Ghanaian and South African poultry industries have joined a Memorandum of Understanding (MoU) opposing chicken dumping, the import of cheap chicken from the European Union
The Ghanaian and South African poultry associations, the anti-dumping campaign, FairPlay Movement, and the Food and Allied Workers’ Union (FAWU) have signed a memorandum of understanding on the topic.
The signatories included Victor Oppong Adjei, chairman of the Ghana National Poultry Association, Charlotte Nkuna, interim CEO of the South African Poultry Association, Katishi Masemola, general secretary of the Food and Allied Workers Union, and Francois Baird, founder of the FairPlay anti-dumping movement.
Dumping happens when exports are sold below the cost of production, or below the selling price in the producing country. Huge volumes of dumped chicken portions, mainly from the European Union, have put the South African industry in crisis, forcing production cutbacks and job losses. The industry estimates that 4,000 to 6,000 jobs have been lost in recent years.
The MoU asks for a level playing field, requiring governments to apply more appropriate tariffs against dumped products and to apply the same strict rules of health, food safety, labelling, halal certification and product origin that the EU and other producing areas apply to imports into their regions. In addition, the leaders are also demanding the equal application of the rule of law by enforcing current rules, to take the fight international to unite civil society, business, trade unions, politicians, governments and multi-lateral organisations on the need to outlaw dumping and predatory pricing.
Adjei who visited South Africa at the invitation of the local industry explained how dumping had devastated the chicken industry in Ghana and discussed measures that could be taken to stop dumping. He said that a once-thriving industry had been reduced by dumped imports to one that produced only five per cent of the chicken consumed in Ghana.

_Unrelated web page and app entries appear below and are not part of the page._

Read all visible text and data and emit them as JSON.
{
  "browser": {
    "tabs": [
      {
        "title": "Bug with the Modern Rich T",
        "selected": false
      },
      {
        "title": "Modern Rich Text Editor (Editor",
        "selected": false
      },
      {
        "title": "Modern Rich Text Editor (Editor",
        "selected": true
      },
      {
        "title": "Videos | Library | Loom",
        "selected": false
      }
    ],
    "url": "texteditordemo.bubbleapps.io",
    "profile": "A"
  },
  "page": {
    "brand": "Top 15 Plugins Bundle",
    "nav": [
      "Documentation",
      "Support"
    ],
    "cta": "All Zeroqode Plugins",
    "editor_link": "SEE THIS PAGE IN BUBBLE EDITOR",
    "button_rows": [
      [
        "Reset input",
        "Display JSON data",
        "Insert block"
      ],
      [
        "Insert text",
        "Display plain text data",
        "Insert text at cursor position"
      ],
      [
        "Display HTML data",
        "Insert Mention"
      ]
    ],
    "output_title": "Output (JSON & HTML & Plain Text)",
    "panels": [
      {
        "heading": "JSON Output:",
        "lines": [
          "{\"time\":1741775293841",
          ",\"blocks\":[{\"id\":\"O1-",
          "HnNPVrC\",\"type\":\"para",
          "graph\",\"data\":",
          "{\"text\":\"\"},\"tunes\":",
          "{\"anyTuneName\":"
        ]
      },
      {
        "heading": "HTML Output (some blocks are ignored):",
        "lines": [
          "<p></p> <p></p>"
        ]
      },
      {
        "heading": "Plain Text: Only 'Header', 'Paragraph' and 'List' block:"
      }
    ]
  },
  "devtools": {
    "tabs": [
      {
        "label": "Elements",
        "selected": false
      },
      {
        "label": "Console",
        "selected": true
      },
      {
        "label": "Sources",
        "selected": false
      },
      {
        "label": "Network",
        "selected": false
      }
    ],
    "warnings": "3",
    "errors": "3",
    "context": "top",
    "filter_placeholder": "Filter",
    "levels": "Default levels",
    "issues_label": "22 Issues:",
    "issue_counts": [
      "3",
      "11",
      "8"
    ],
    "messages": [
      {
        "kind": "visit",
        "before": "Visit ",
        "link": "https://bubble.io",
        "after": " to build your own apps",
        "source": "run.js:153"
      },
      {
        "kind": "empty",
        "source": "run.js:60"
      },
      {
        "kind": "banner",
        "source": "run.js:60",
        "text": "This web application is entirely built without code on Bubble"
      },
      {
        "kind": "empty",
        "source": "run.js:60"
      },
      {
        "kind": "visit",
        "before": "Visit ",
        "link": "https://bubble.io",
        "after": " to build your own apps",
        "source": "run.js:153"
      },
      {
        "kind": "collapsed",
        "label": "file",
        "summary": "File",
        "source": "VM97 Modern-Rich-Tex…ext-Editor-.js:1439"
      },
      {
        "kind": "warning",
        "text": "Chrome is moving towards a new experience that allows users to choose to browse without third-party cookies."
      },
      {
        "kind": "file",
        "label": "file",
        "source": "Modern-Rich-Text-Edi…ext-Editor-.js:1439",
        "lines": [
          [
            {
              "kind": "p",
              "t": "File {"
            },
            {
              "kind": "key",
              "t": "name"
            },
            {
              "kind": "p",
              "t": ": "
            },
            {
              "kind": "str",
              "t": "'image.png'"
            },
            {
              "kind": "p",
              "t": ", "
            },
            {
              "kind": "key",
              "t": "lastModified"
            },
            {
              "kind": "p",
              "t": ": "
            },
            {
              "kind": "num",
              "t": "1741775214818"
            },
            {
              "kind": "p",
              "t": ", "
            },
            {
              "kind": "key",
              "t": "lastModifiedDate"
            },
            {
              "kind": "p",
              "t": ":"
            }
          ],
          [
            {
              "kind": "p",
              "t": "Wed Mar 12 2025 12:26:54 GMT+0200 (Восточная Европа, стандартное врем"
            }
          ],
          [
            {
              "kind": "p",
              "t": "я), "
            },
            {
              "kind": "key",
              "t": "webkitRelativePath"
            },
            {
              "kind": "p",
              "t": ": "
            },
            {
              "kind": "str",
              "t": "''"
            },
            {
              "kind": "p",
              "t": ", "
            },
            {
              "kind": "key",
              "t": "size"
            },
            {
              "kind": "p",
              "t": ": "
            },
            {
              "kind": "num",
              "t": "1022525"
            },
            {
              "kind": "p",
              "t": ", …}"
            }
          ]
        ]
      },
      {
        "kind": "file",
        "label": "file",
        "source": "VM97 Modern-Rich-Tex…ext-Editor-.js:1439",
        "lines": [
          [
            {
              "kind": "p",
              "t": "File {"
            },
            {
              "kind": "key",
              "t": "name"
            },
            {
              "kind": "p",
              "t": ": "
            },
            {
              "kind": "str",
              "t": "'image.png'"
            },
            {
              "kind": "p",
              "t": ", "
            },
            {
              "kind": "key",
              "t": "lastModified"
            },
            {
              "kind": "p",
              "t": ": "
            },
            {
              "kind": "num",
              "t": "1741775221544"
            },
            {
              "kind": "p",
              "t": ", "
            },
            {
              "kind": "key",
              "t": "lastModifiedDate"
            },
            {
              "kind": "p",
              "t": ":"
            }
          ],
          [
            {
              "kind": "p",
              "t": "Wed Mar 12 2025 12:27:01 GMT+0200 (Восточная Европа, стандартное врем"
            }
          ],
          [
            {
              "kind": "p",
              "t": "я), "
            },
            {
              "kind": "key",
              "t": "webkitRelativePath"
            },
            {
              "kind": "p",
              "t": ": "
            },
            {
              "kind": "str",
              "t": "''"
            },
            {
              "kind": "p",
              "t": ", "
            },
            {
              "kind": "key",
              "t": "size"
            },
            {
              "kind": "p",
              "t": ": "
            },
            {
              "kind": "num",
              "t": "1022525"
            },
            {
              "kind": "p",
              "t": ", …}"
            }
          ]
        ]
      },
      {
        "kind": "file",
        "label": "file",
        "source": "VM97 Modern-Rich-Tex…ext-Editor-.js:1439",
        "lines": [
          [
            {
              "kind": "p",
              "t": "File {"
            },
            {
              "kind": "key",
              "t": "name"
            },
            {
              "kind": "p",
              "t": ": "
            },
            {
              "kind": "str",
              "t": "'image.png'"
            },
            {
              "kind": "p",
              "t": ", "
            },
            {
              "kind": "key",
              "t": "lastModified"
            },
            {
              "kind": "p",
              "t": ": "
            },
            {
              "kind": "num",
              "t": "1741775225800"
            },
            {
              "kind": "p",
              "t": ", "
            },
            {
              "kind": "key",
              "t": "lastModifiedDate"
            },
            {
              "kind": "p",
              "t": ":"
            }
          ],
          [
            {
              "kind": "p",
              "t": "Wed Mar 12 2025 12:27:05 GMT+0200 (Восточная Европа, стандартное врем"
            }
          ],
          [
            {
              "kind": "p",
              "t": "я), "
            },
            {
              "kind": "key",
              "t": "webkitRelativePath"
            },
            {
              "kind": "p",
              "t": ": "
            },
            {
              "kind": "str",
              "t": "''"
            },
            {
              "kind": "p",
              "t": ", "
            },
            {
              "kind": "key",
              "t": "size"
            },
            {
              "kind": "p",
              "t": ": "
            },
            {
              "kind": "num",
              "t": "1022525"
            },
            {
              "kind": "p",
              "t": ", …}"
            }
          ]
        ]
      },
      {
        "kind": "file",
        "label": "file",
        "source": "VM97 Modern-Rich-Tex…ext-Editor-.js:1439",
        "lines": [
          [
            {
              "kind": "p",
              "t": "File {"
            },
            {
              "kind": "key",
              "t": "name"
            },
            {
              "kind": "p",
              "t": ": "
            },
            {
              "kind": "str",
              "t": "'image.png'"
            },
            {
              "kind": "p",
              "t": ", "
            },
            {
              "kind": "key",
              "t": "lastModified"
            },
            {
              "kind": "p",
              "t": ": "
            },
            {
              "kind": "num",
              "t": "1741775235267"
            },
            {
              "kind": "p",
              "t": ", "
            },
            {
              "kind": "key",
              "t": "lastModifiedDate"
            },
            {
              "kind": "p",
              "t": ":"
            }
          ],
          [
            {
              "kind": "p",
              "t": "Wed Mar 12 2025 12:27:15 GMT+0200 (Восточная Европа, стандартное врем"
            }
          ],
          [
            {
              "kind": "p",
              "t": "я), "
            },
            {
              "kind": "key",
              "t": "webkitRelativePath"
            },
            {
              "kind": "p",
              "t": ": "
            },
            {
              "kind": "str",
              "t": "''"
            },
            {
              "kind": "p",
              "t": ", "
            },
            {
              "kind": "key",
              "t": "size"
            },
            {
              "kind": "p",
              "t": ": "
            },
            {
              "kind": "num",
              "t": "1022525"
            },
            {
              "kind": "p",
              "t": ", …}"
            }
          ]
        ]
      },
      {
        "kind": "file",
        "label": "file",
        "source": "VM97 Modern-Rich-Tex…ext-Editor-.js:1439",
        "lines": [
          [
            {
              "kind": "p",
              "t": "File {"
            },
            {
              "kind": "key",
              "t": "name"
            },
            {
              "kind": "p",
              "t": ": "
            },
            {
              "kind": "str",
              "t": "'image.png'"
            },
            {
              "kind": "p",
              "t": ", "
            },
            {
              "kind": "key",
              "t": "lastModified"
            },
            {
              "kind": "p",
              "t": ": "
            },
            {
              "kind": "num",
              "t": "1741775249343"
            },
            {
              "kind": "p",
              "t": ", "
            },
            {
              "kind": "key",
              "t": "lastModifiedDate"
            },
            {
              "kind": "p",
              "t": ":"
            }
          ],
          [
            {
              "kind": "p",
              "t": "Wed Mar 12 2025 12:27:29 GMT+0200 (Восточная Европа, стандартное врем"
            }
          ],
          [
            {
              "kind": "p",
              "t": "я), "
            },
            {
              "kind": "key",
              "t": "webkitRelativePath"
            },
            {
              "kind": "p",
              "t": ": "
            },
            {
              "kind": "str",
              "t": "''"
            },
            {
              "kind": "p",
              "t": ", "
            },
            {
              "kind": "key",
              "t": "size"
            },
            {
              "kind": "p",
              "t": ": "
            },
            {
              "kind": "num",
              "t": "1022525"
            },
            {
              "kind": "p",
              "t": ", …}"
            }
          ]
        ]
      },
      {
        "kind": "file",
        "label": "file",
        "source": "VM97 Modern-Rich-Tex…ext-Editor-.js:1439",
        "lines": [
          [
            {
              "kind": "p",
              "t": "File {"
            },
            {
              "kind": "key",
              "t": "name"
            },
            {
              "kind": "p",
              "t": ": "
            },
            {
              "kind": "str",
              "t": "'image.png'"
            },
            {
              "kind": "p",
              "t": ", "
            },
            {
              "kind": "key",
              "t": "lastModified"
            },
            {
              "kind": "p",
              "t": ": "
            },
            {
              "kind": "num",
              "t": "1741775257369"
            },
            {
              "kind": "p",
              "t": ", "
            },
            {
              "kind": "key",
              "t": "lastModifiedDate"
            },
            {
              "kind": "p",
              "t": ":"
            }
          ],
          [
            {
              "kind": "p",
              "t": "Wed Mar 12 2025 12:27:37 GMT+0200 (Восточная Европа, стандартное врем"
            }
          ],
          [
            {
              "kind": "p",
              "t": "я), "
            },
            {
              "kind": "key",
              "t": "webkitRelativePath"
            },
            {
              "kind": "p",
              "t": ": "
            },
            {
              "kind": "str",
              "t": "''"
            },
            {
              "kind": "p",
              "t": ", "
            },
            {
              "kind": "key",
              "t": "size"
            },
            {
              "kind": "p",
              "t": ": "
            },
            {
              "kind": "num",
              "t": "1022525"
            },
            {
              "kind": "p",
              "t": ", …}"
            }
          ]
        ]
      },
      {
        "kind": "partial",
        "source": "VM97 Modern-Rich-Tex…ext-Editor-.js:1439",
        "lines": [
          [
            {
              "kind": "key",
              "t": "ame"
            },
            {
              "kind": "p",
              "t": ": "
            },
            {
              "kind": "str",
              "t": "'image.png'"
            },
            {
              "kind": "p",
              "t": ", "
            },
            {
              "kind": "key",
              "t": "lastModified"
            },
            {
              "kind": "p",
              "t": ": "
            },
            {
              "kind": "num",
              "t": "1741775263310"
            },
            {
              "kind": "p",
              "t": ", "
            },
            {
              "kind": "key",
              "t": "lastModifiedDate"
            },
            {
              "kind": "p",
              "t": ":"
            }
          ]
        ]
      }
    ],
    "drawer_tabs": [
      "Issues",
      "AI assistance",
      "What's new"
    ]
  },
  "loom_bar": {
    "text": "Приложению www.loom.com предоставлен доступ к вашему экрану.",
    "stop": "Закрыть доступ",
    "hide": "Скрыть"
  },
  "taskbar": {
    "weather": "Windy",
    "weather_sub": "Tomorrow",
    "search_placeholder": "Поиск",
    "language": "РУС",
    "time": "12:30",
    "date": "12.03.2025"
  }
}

Adjei said exporters in the EU, Brazil and the United States had targeted other African countries, and industries were struggling in Cameroon, Senegal and South Africa as a result.